    However, here we have a look at the wider implications of the status quo, how brilliant and driven, but poor, international students are already being marginalized and excluded by steep international tuition, how the current system is already classist, colonialist and racist as it is. Instead of making it seem like a bunch of already privileged people complaining about what amounts to a modest increase, it’s being framed as the first step in understanding how the system is fucked up in the first place. And I think more people can appreciate this.

  • Fastener

    Okay, so, a couple responses to stuff in this article:

    First, 10 social justice trivial pursuit points for knowing about the divided Mohawk Nation. Now that we’re all impressed, I’m going to ignore this statistically irrelevant example.

    As for the rest of the people affected by this increase, let’s put them in 2 categories:

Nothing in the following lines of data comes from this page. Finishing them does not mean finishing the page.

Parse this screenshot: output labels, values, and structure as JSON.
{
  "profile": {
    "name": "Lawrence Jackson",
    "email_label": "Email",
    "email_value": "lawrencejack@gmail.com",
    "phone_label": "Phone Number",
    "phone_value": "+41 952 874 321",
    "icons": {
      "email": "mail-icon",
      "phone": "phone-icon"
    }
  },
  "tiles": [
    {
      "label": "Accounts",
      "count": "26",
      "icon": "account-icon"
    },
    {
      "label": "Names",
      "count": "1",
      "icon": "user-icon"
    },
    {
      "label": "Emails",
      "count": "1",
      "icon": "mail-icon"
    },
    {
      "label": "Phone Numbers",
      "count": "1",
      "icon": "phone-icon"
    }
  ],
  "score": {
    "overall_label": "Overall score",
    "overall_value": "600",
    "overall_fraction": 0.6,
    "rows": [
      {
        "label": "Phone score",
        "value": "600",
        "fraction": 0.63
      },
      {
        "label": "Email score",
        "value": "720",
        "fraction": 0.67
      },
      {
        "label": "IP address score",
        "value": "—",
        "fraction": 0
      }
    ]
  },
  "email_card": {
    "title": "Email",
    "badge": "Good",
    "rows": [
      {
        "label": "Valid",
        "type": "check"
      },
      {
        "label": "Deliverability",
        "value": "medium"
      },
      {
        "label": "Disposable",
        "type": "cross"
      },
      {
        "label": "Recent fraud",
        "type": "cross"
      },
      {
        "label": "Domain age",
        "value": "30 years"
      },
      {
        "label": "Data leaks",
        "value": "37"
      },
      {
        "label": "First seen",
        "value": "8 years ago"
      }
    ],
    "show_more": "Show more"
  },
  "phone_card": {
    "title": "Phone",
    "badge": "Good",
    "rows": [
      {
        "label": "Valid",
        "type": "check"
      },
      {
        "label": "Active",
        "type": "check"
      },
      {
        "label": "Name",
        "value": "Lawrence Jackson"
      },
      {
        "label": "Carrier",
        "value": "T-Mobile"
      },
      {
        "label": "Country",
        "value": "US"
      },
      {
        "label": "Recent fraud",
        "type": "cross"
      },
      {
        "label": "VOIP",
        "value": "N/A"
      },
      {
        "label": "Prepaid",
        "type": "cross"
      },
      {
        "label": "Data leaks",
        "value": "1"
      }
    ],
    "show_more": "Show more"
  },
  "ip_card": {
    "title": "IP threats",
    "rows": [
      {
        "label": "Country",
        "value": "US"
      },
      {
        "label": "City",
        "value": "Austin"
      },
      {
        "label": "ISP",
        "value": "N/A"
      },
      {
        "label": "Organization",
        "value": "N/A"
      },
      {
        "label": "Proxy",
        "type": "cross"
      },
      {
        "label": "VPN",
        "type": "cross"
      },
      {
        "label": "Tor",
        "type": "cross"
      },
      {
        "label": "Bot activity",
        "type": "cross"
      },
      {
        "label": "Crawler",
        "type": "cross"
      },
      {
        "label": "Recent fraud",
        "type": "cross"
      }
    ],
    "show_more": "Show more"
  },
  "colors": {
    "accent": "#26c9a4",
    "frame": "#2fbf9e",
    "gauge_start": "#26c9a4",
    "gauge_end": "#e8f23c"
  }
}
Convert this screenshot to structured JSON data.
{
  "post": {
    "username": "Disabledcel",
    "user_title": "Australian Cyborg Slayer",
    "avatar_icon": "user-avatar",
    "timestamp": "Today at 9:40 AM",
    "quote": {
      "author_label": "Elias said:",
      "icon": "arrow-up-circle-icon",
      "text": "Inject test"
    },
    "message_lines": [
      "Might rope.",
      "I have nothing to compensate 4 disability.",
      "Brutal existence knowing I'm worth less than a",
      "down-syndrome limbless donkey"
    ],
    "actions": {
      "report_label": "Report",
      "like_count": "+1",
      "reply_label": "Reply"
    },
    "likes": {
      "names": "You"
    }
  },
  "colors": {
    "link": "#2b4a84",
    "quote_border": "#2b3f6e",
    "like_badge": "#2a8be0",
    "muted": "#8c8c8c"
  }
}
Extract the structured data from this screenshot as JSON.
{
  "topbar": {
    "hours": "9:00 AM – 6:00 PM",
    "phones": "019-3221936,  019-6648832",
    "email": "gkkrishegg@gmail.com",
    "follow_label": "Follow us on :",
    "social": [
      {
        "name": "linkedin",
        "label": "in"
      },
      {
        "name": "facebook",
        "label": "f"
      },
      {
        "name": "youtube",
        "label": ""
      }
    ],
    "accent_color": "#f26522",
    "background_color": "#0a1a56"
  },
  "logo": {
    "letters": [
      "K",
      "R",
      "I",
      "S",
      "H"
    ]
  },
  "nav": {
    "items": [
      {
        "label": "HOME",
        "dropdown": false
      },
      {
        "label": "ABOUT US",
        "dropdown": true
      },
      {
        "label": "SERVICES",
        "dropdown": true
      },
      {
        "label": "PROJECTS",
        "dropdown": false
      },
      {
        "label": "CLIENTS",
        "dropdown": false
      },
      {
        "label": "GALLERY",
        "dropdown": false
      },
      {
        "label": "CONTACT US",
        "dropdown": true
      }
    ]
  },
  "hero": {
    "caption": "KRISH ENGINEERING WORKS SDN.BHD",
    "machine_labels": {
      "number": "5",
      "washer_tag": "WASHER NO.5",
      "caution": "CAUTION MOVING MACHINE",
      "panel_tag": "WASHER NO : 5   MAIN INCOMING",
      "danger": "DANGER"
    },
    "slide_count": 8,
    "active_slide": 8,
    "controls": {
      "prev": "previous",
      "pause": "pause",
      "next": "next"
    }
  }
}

    First, students who can afford it. These are international students whose (family) income means that the increase is relatively irrelevant. Think international students whose parents/ family/ savings support them, and for whom tuition+expenses are not a significant barrier. For these people, the appropriate response is “fuck’em, let them pay.” So long as the market is willing to bear it, why not support our university with more rich people’s money? Think of it as a 10% tax hike on rich Washingtonians and Hong Kongers. Don’t we all love progressive taxes?

    Second what about everybody else? If this is a tax increase, it’s a darned regressive one. The article does a pretty good job of laying out all the myriad impacts on those for whom tuition fees are a significant barrier. What the article glosses over is how incredibly trivial this issue is. Here in the real world, it turns out that the demand curves from ECON 101 aren’t always linear. What this means is that there aren’t actually that many people for whom this 10% increase is the margin that’s going to make university inaccessible. If you’ve cobbled together a financial solution that covers existing international tuition, you have the resources to figure out 10% more.

    If you’re worried about the billions of people who will never hear of UBC, let alone be able to afford to study here, yelling at a (admittedly ridiculously overpriced) fountain is an exercise in vanity. Global capitalism’s unfair, that doesn’t mean we have to defer maintenance until Buchanan Tower starts leaning. UBC Admin have the unenviable job of keeping the wheels on the thing, we should let them do it. If you’re worried about inequality, make a microloan, or just stop fucking voting BC Liberal.